Confuzzled Books

If you are wondering what kinds of books I review and events I host, this little section is the place to look. Books I love to read: Children's, Young Adult, Paranormal and Fantasy books. Books I like to read: General Fiction, Romances, Religious Fiction, Mysteries and Biographies. So those are the genres of books I will generally review. If you send me a book outside of those areas, I'll consider it, but it may not fit my tastes. Reviews will take about 2 months to post; I try to post them around the time the book is released. On giveaways: Sending me a signed book to give away on the site is a great way to get your book noticed. I do a "mystery book" giveaway about every 2 weeks, where I read the book and twitter about it without revealing its title, then reveal what I've been reading and give it away.

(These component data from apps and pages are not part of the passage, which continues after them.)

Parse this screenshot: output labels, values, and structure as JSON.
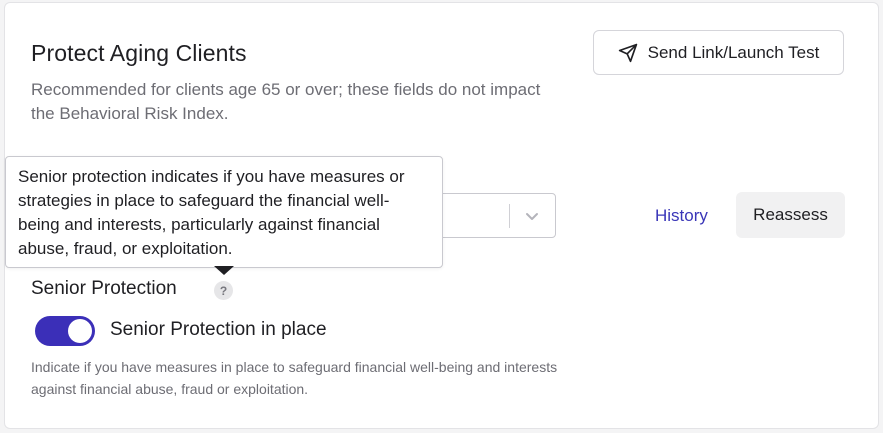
{
  "card": {
    "title": "Protect Aging Clients",
    "subtitle": "Recommended for clients age 65 or over; these fields do not impact the Behavioral Risk Index."
  },
  "actions": {
    "send_link_label": "Send Link/Launch Test",
    "history_label": "History",
    "reassess_label": "Reassess"
  },
  "tooltip": {
    "text": "Senior protection indicates if you have measures or strategies in place to safeguard the financial well-being and interests, particularly against financial abuse, fraud, or exploitation."
  },
  "senior_protection": {
    "label": "Senior Protection",
    "help_glyph": "?",
    "toggle_on": true,
    "toggle_label": "Senior Protection in place",
    "helper_text": "Indicate if you have measures in place to safeguard financial well-being and interests against financial abuse, fraud or exploitation."
  },
  "colors": {
    "accent": "#3b2fb8",
    "link": "#3a36b8",
    "muted_text": "#6d6d74"
  },
  "icons": {
    "send": "send-icon",
    "chevron": "chevron-down-icon",
    "help": "help-icon"
  }
}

The whole event takes a couple weeks, and I feature the giveaway book on my blog for most of that time.

Currently reading

Blood Lite II: Overbite
Heather Graham, Jeff Strand, Kelley Armstrong, J.A. Konrath, Janis Ian, Derek Clendening, Amy Sterling Casil, Sam W. Anderson, Aaron Polson, Brian J. Hatcher, John R. Little, Joel A. Sutherland, Jordan Summers, Allison Brennan, Lezli Robyn, Scott Nicholson, Sharyn McCrum
V is for Vulnerable: Life Outside the Comfort Zone: An ABC for Grownups
Seth Godin
The Ocean at the End of the Lane
Neil Gaiman
Parting the Veil: The Art of Nene Thomas
Nene Thomas, Bruce Coville
The Art of Amy Brown (Bk. 1)
Matthew(Read by) Ryan, Ilyana(Read by); Brown, Amy Kathleen?(Author) ; Kadushin
The Creativity Book: A Year's Worth of Inspiration and Guidance
Eric Maisel

The Devil in the White City: Murder, Magic, and Madness at the Fair that Changed America

The Devil in the White City: Murder, Magic, and Madness at the Fair That Changed America - Erik Larson This book goes back and forth between the architects that built the World’s Fair and a man who pretended to be a doctor and hid his brutal serial killings.


I wish the architects side of the story was more interestingly written as the serial killer's had been. So unfortunately I would say that I skimmed when ever I was reading about the architects but was more interested the mind workings of the serial killer which was probably just because the architects story was more on facts and measurement and the killer mindset was more imagined.

Near the end of the book the architect side does become more interesting. We learn of the first Ferris Wheel and the fire that took it all down.


While I enjoyed reading parts of this book which why I say I liked it but I did skim a lot that I felt was boring. I did feel that some of it was a learning experience about the time and setting of the era. I don’t think I would re-read but some of the book was still interesting.